Mentions: The wound recovered well, and a month after abscess excision, dermo-fat tissue harvested from the inguinal area was grafted to orbital defect site. The, graft failed to survive, and pus discharge from the wound developed once again. The graft was removed a month after implantation, but the discharge persisted (Fig. 2).


A case of orbital abscess following porous orbital implant infection.

Hong SW, Paik JS, Kim SY, Yang SW - Korean J Ophthalmol (2006)

Profuse pus discharge one month after removal of dermofat graft.
© Copyright Policy
Related In: Results  -  Collection

Show All Figures
getmorefigures.php?uid=PMC2908858&req=5

Figure 2: Profuse pus discharge one month after removal of dermofat graft.
Mentions: The wound recovered well, and a month after abscess excision, dermo-fat tissue harvested from the inguinal area was grafted to orbital defect site. The, graft failed to survive, and pus discharge from the wound developed once again. The graft was removed a month after implantation, but the discharge persisted (Fig. 2).

Bottom Line: The patient was unresponsive to implant removal and MRI confirmed the presence of an orbital pus pocket.Despite extirpation of the four rectus muscles, inflammatory granulation debridement and abscess drainage, another new pus pocket developed.A patient who has risk factors for delayed wound healing must be examined thoroughly and extreme care such as exenteration must be taken if there is persistent infection.

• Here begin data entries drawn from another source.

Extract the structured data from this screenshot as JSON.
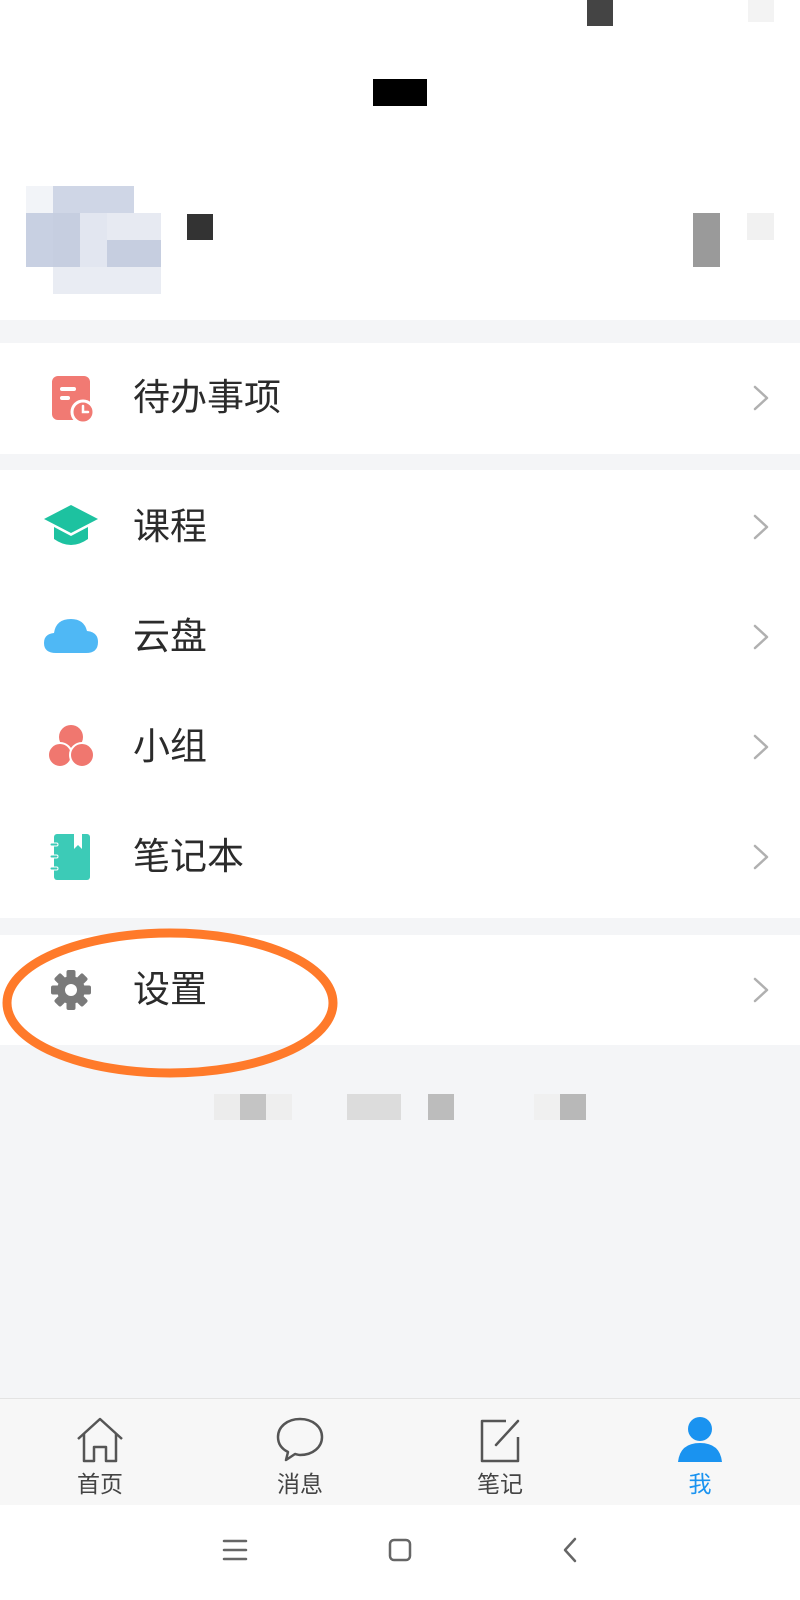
{
  "menu": {
    "todo": {
      "label": "待办事项",
      "icon": "todo-icon",
      "color": "#f17a73"
    },
    "items": [
      {
        "label": "课程",
        "icon": "graduation-cap-icon",
        "color": "#1dc2a0"
      },
      {
        "label": "云盘",
        "icon": "cloud-icon",
        "color": "#4fb8f5"
      },
      {
        "label": "小组",
        "icon": "group-icon",
        "color": "#f0776f"
      },
      {
        "label": "笔记本",
        "icon": "notebook-icon",
        "color": "#3ccbb7"
      }
    ],
    "settings": {
      "label": "设置",
      "icon": "gear-icon",
      "color": "#7a7a7a"
    }
  },
  "bottom_nav": {
    "items": [
      {
        "label": "首页",
        "icon": "home-icon",
        "active": false
      },
      {
        "label": "消息",
        "icon": "message-icon",
        "active": false
      },
      {
        "label": "笔记",
        "icon": "note-edit-icon",
        "active": false
      },
      {
        "label": "我",
        "icon": "user-icon",
        "active": true
      }
    ],
    "active_color": "#1a93f0"
  },
  "system_nav": {
    "buttons": [
      "menu-icon",
      "home-square-icon",
      "back-icon"
    ]
  },
  "annotation": {
    "color": "#ff7a2a"
  }
}
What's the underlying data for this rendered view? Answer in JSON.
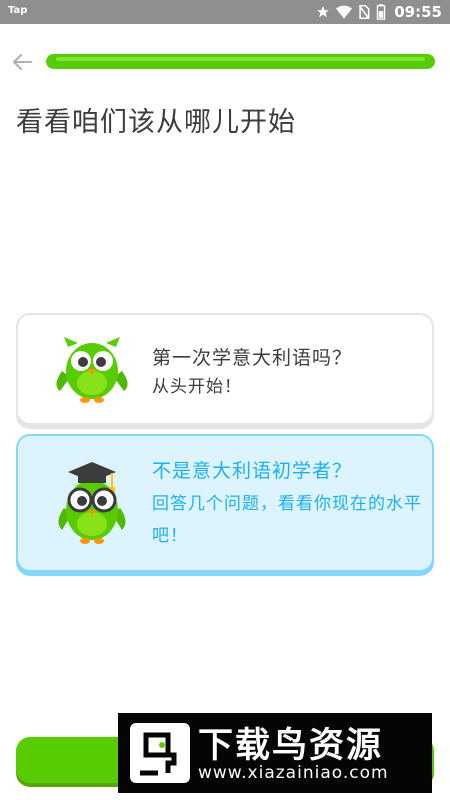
{
  "status_bar": {
    "left_text": "Tap",
    "time": "09:55",
    "icons": [
      "star-icon",
      "wifi-icon",
      "no-sim-icon",
      "battery-icon"
    ]
  },
  "header": {
    "back_icon": "arrow-left-icon",
    "progress": 1.0
  },
  "title": "看看咱们该从哪儿开始",
  "options": [
    {
      "title": "第一次学意大利语吗？",
      "subtitle": "从头开始！",
      "icon": "owl-icon",
      "selected": false
    },
    {
      "title": "不是意大利语初学者？",
      "subtitle": "回答几个问题，看看你现在的水平吧！",
      "icon": "graduate-owl-icon",
      "selected": true
    }
  ],
  "watermark": {
    "title": "下载鸟资源",
    "url": "www.xiazainiao.com"
  },
  "colors": {
    "green": "#58cc02",
    "blue": "#1cb0f6",
    "selected_bg": "#ddf4ff",
    "selected_border": "#84d8ff"
  }
}
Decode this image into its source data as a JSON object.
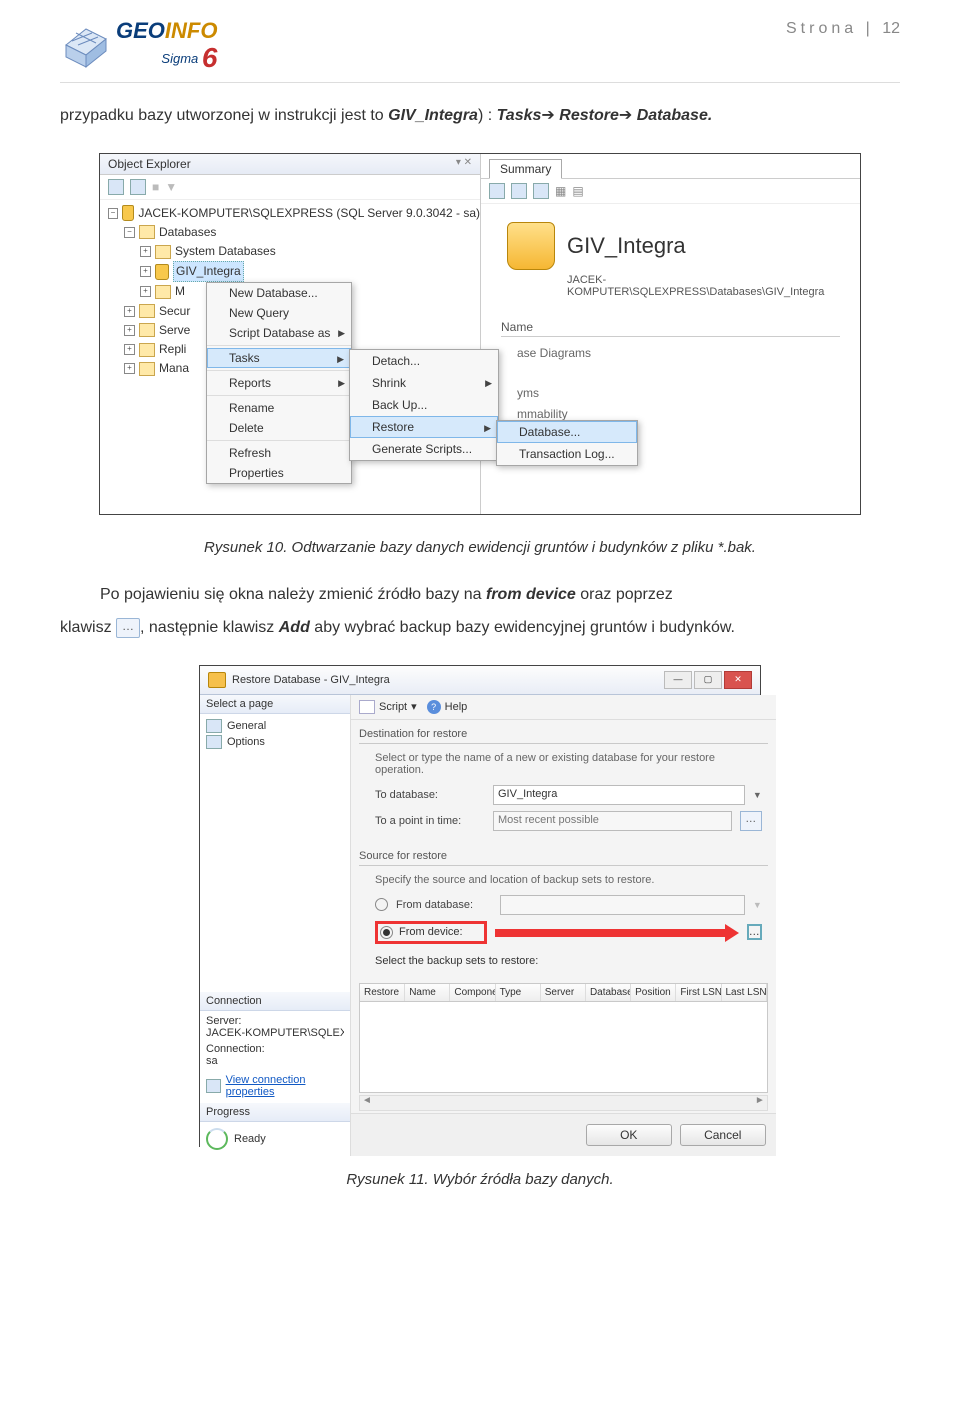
{
  "header": {
    "logo_geo": "GEO",
    "logo_info": "INFO",
    "logo_sigma": "Sigma",
    "logo_six": "6",
    "page_label": "Strona",
    "page_number": "12"
  },
  "para1_a": "przypadku bazy utworzonej w instrukcji jest to ",
  "para1_b": "GIV_Integra",
  "para1_c": ") : ",
  "para1_tasks": "Tasks",
  "para1_restore": "Restore",
  "para1_db": "Database.",
  "fig1": {
    "oe_title": "Object Explorer",
    "pin": "▾ ✕",
    "server": "JACEK-KOMPUTER\\SQLEXPRESS (SQL Server 9.0.3042 - sa)",
    "databases": "Databases",
    "sys_db": "System Databases",
    "giv": "GIV_Integra",
    "folders": [
      "M",
      "Secur",
      "Serve",
      "Repli",
      "Mana"
    ],
    "menu1": [
      "New Database...",
      "New Query",
      "Script Database as",
      "Tasks",
      "Reports",
      "Rename",
      "Delete",
      "Refresh",
      "Properties"
    ],
    "menu2": [
      "Detach...",
      "Shrink",
      "Back Up...",
      "Restore",
      "Generate Scripts..."
    ],
    "menu3": [
      "Database...",
      "Transaction Log..."
    ],
    "summary": "Summary",
    "big_title": "GIV_Integra",
    "big_path": "JACEK-KOMPUTER\\SQLEXPRESS\\Databases\\GIV_Integra",
    "name": "Name",
    "frags": [
      "ase Diagrams",
      "yms",
      "mmability"
    ]
  },
  "caption1": "Rysunek 10. Odtwarzanie bazy danych ewidencji gruntów i budynków z pliku *.bak.",
  "para2_a": "Po pojawieniu się okna należy zmienić źródło bazy na ",
  "para2_b": "from device",
  "para2_c": " oraz poprzez",
  "para3_a": "klawisz ",
  "para3_b": ", następnie klawisz ",
  "para3_c": "Add",
  "para3_d": " aby wybrać backup bazy ewidencyjnej gruntów i budynków.",
  "fig2": {
    "title": "Restore Database - GIV_Integra",
    "select_page": "Select a page",
    "pages": [
      "General",
      "Options"
    ],
    "script": "Script",
    "help": "Help",
    "dest_group": "Destination for restore",
    "dest_hint": "Select or type the name of a new or existing database for your restore operation.",
    "to_db": "To database:",
    "to_db_val": "GIV_Integra",
    "to_point": "To a point in time:",
    "to_point_val": "Most recent possible",
    "src_group": "Source for restore",
    "src_hint": "Specify the source and location of backup sets to restore.",
    "from_db": "From database:",
    "from_dev": "From device:",
    "sel_backup": "Select the backup sets to restore:",
    "cols": [
      "Restore",
      "Name",
      "Component",
      "Type",
      "Server",
      "Database",
      "Position",
      "First LSN",
      "Last LSN"
    ],
    "connection": "Connection",
    "server_lbl": "Server:",
    "server_val": "JACEK-KOMPUTER\\SQLEXPRE",
    "conn_lbl": "Connection:",
    "conn_val": "sa",
    "view_conn": "View connection properties",
    "progress": "Progress",
    "ready": "Ready",
    "ok": "OK",
    "cancel": "Cancel"
  },
  "caption2": "Rysunek 11. Wybór źródła bazy danych."
}
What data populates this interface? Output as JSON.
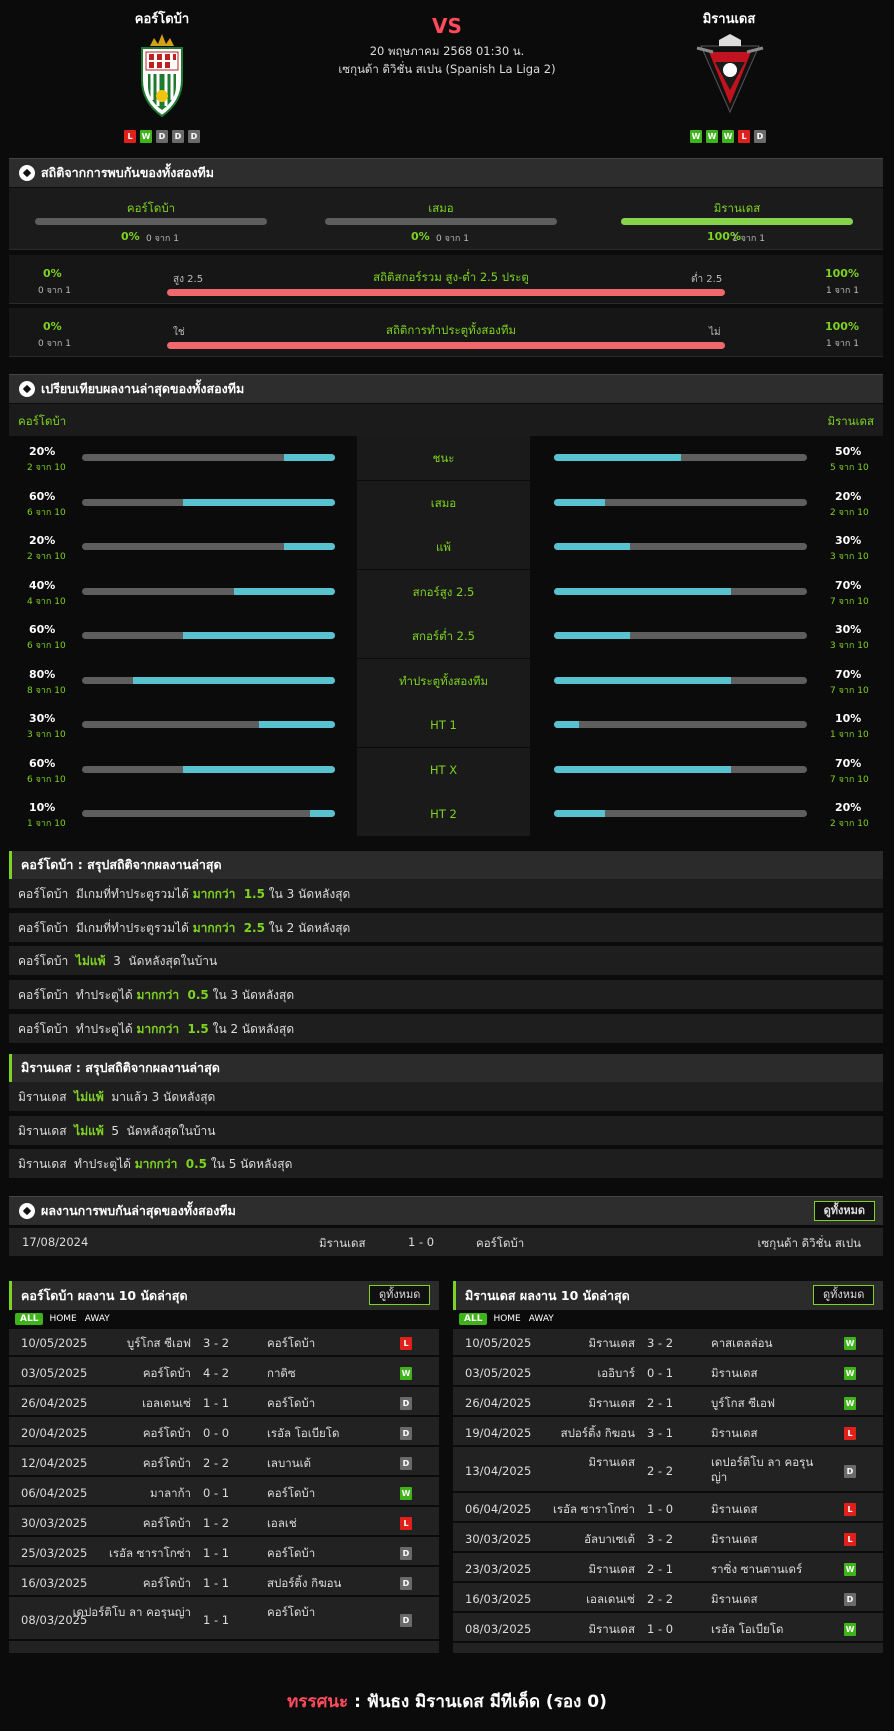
{
  "header": {
    "vs": "VS",
    "date": "20 พฤษภาคม 2568 01:30 น.",
    "league": "เซกุนด้า ดิวิชั่น สเปน (Spanish La Liga 2)",
    "home": {
      "name": "คอร์โดบ้า",
      "form": [
        "L",
        "W",
        "D",
        "D",
        "D"
      ]
    },
    "away": {
      "name": "มิรานเดส",
      "form": [
        "W",
        "W",
        "W",
        "L",
        "D"
      ]
    }
  },
  "h2h_stats": {
    "title": "สถิติจากการพบกันของทั้งสองทีม",
    "cols": [
      {
        "label": "คอร์โดบ้า",
        "pct": "0%",
        "count": "0 จาก 1",
        "fill": 0
      },
      {
        "label": "เสมอ",
        "pct": "0%",
        "count": "0 จาก 1",
        "fill": 0
      },
      {
        "label": "มิรานเดส",
        "pct": "100%",
        "count": "1 จาก 1",
        "fill": 1
      }
    ],
    "ou": {
      "title": "สถิติสกอร์รวม สูง-ต่ำ 2.5 ประตู",
      "left_label": "สูง 2.5",
      "right_label": "ต่ำ 2.5",
      "left_pct": "0%",
      "left_count": "0 จาก 1",
      "right_pct": "100%",
      "right_count": "1 จาก 1"
    },
    "btts": {
      "title": "สถิติการทำประตูทั้งสองทีม",
      "left_label": "ใช่",
      "right_label": "ไม่",
      "left_pct": "0%",
      "left_count": "0 จาก 1",
      "right_pct": "100%",
      "right_count": "1 จาก 1"
    }
  },
  "compare": {
    "title": "เปรียบเทียบผลงานล่าสุดของทั้งสองทีม",
    "home": "คอร์โดบ้า",
    "away": "มิรานเดส",
    "rows": [
      {
        "label": "ชนะ",
        "l_pct": "20%",
        "l_count": "2 จาก 10",
        "l": 0.2,
        "r_pct": "50%",
        "r_count": "5 จาก 10",
        "r": 0.5
      },
      {
        "label": "เสมอ",
        "l_pct": "60%",
        "l_count": "6 จาก 10",
        "l": 0.6,
        "r_pct": "20%",
        "r_count": "2 จาก 10",
        "r": 0.2
      },
      {
        "label": "แพ้",
        "l_pct": "20%",
        "l_count": "2 จาก 10",
        "l": 0.2,
        "r_pct": "30%",
        "r_count": "3 จาก 10",
        "r": 0.3
      },
      {
        "label": "สกอร์สูง 2.5",
        "l_pct": "40%",
        "l_count": "4 จาก 10",
        "l": 0.4,
        "r_pct": "70%",
        "r_count": "7 จาก 10",
        "r": 0.7
      },
      {
        "label": "สกอร์ต่ำ 2.5",
        "l_pct": "60%",
        "l_count": "6 จาก 10",
        "l": 0.6,
        "r_pct": "30%",
        "r_count": "3 จาก 10",
        "r": 0.3
      },
      {
        "label": "ทำประตูทั้งสองทีม",
        "l_pct": "80%",
        "l_count": "8 จาก 10",
        "l": 0.8,
        "r_pct": "70%",
        "r_count": "7 จาก 10",
        "r": 0.7
      },
      {
        "label": "HT 1",
        "l_pct": "30%",
        "l_count": "3 จาก 10",
        "l": 0.3,
        "r_pct": "10%",
        "r_count": "1 จาก 10",
        "r": 0.1
      },
      {
        "label": "HT X",
        "l_pct": "60%",
        "l_count": "6 จาก 10",
        "l": 0.6,
        "r_pct": "70%",
        "r_count": "7 จาก 10",
        "r": 0.7
      },
      {
        "label": "HT 2",
        "l_pct": "10%",
        "l_count": "1 จาก 10",
        "l": 0.1,
        "r_pct": "20%",
        "r_count": "2 จาก 10",
        "r": 0.2
      }
    ]
  },
  "home_summary": {
    "title": "คอร์โดบ้า : สรุปสถิติจากผลงานล่าสุด",
    "items": [
      {
        "a": "คอร์โดบ้า  มีเกมที่ทำประตูรวมได้ ",
        "b": "มากกว่า  1.5",
        "c": " ใน 3 นัดหลังสุด"
      },
      {
        "a": "คอร์โดบ้า  มีเกมที่ทำประตูรวมได้ ",
        "b": "มากกว่า  2.5",
        "c": " ใน 2 นัดหลังสุด"
      },
      {
        "a": "คอร์โดบ้า  ",
        "b": "ไม่แพ้",
        "c": "  3  นัดหลังสุดในบ้าน"
      },
      {
        "a": "คอร์โดบ้า  ทำประตูได้ ",
        "b": "มากกว่า  0.5",
        "c": " ใน 3 นัดหลังสุด"
      },
      {
        "a": "คอร์โดบ้า  ทำประตูได้ ",
        "b": "มากกว่า  1.5",
        "c": " ใน 2 นัดหลังสุด"
      }
    ]
  },
  "away_summary": {
    "title": "มิรานเดส : สรุปสถิติจากผลงานล่าสุด",
    "items": [
      {
        "a": "มิรานเดส  ",
        "b": "ไม่แพ้",
        "c": "  มาแล้ว 3 นัดหลังสุด"
      },
      {
        "a": "มิรานเดส  ",
        "b": "ไม่แพ้",
        "c": "  5  นัดหลังสุดในบ้าน"
      },
      {
        "a": "มิรานเดส  ทำประตูได้ ",
        "b": "มากกว่า  0.5",
        "c": " ใน 5 นัดหลังสุด"
      }
    ]
  },
  "h2h_results": {
    "title": "ผลงานการพบกันล่าสุดของทั้งสองทีม",
    "view_all": "ดูทั้งหมด",
    "row": {
      "date": "17/08/2024",
      "home": "มิรานเดส",
      "score": "1 - 0",
      "away": "คอร์โดบ้า",
      "league": "เซกุนด้า ดิวิชั่น สเปน"
    }
  },
  "home_last": {
    "title": "คอร์โดบ้า ผลงาน 10 นัดล่าสุด",
    "view_all": "ดูทั้งหมด",
    "tabs": [
      "ALL",
      "HOME",
      "AWAY"
    ],
    "rows": [
      {
        "date": "10/05/2025",
        "home": "บูร์โกส ซีเอฟ",
        "score": "3 - 2",
        "away": "คอร์โดบ้า",
        "res": "L"
      },
      {
        "date": "03/05/2025",
        "home": "คอร์โดบ้า",
        "score": "4 - 2",
        "away": "กาดิซ",
        "res": "W"
      },
      {
        "date": "26/04/2025",
        "home": "เอลเดนเซ่",
        "score": "1 - 1",
        "away": "คอร์โดบ้า",
        "res": "D"
      },
      {
        "date": "20/04/2025",
        "home": "คอร์โดบ้า",
        "score": "0 - 0",
        "away": "เรอัล โอเบียโด",
        "res": "D"
      },
      {
        "date": "12/04/2025",
        "home": "คอร์โดบ้า",
        "score": "2 - 2",
        "away": "เลบานเต้",
        "res": "D"
      },
      {
        "date": "06/04/2025",
        "home": "มาลาก้า",
        "score": "0 - 1",
        "away": "คอร์โดบ้า",
        "res": "W"
      },
      {
        "date": "30/03/2025",
        "home": "คอร์โดบ้า",
        "score": "1 - 2",
        "away": "เอลเช่",
        "res": "L"
      },
      {
        "date": "25/03/2025",
        "home": "เรอัล ซาราโกซ่า",
        "score": "1 - 1",
        "away": "คอร์โดบ้า",
        "res": "D"
      },
      {
        "date": "16/03/2025",
        "home": "คอร์โดบ้า",
        "score": "1 - 1",
        "away": "สปอร์ติ้ง กิฆอน",
        "res": "D"
      },
      {
        "date": "08/03/2025",
        "home": "เดปอร์ติโบ ลา คอรุนญ่า",
        "score": "1 - 1",
        "away": "คอร์โดบ้า",
        "res": "D"
      }
    ]
  },
  "away_last": {
    "title": "มิรานเดส ผลงาน 10 นัดล่าสุด",
    "view_all": "ดูทั้งหมด",
    "tabs": [
      "ALL",
      "HOME",
      "AWAY"
    ],
    "rows": [
      {
        "date": "10/05/2025",
        "home": "มิรานเดส",
        "score": "3 - 2",
        "away": "คาสเตลล่อน",
        "res": "W"
      },
      {
        "date": "03/05/2025",
        "home": "เออิบาร์",
        "score": "0 - 1",
        "away": "มิรานเดส",
        "res": "W"
      },
      {
        "date": "26/04/2025",
        "home": "มิรานเดส",
        "score": "2 - 1",
        "away": "บูร์โกส ซีเอฟ",
        "res": "W"
      },
      {
        "date": "19/04/2025",
        "home": "สปอร์ติ้ง กิฆอน",
        "score": "3 - 1",
        "away": "มิรานเดส",
        "res": "L"
      },
      {
        "date": "13/04/2025",
        "home": "มิรานเดส",
        "score": "2 - 2",
        "away": "เดปอร์ติโบ ลา คอรุนญ่า",
        "res": "D"
      },
      {
        "date": "06/04/2025",
        "home": "เรอัล ซาราโกซ่า",
        "score": "1 - 0",
        "away": "มิรานเดส",
        "res": "L"
      },
      {
        "date": "30/03/2025",
        "home": "อัลบาเซเต้",
        "score": "3 - 2",
        "away": "มิรานเดส",
        "res": "L"
      },
      {
        "date": "23/03/2025",
        "home": "มิรานเดส",
        "score": "2 - 1",
        "away": "ราซิ่ง ซานตานเดร์",
        "res": "W"
      },
      {
        "date": "16/03/2025",
        "home": "เอลเดนเซ่",
        "score": "2 - 2",
        "away": "มิรานเดส",
        "res": "D"
      },
      {
        "date": "08/03/2025",
        "home": "มิรานเดส",
        "score": "1 - 0",
        "away": "เรอัล โอเบียโด",
        "res": "W"
      }
    ]
  },
  "verdict": {
    "label": "ทรรศนะ",
    "sep": " :  ",
    "text": "ฟันธง มิรานเดส มีทีเด็ด (รอง 0)"
  },
  "colors": {
    "accent": "#7ed321",
    "bar_fill": "#58c2d0",
    "win": "#3eb31a",
    "loss": "#e0201a",
    "draw": "#6a6a6a"
  }
}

View Article: PubMed Central - PubMed

Affiliation: Division of Ophthalmic Plastic and Reconstructive Surgery, Department of Ophthalmology, College of Medicine, The Catholic University of Korea, Seoul, Korea.

ABSTRACT

Purpose: We present a case of orbital abscess following porous orbital implant infection in a 73-year-old woman with rheumatoid arthritis.

Methods: Just one month after a seemingly uncomplicated enucleation and porous polyethylene (Medpor) orbital implant surgery, implant exposure developed with profuse pus discharge. The patient was unresponsive to implant removal and MRI confirmed the presence of an orbital pus pocket. Despite extirpation of the four rectus muscles, inflammatory granulation debridement and abscess drainage, another new pus pocket developed.

Results: After partial orbital exenteration, the wound finally healed well without any additional abscess formation.

Conclusions: A patient who has risk factors for delayed wound healing must be examined thoroughly and extreme care such as exenteration must be taken if there is persistent infection.

Show MeSH
Related in: MedlinePlus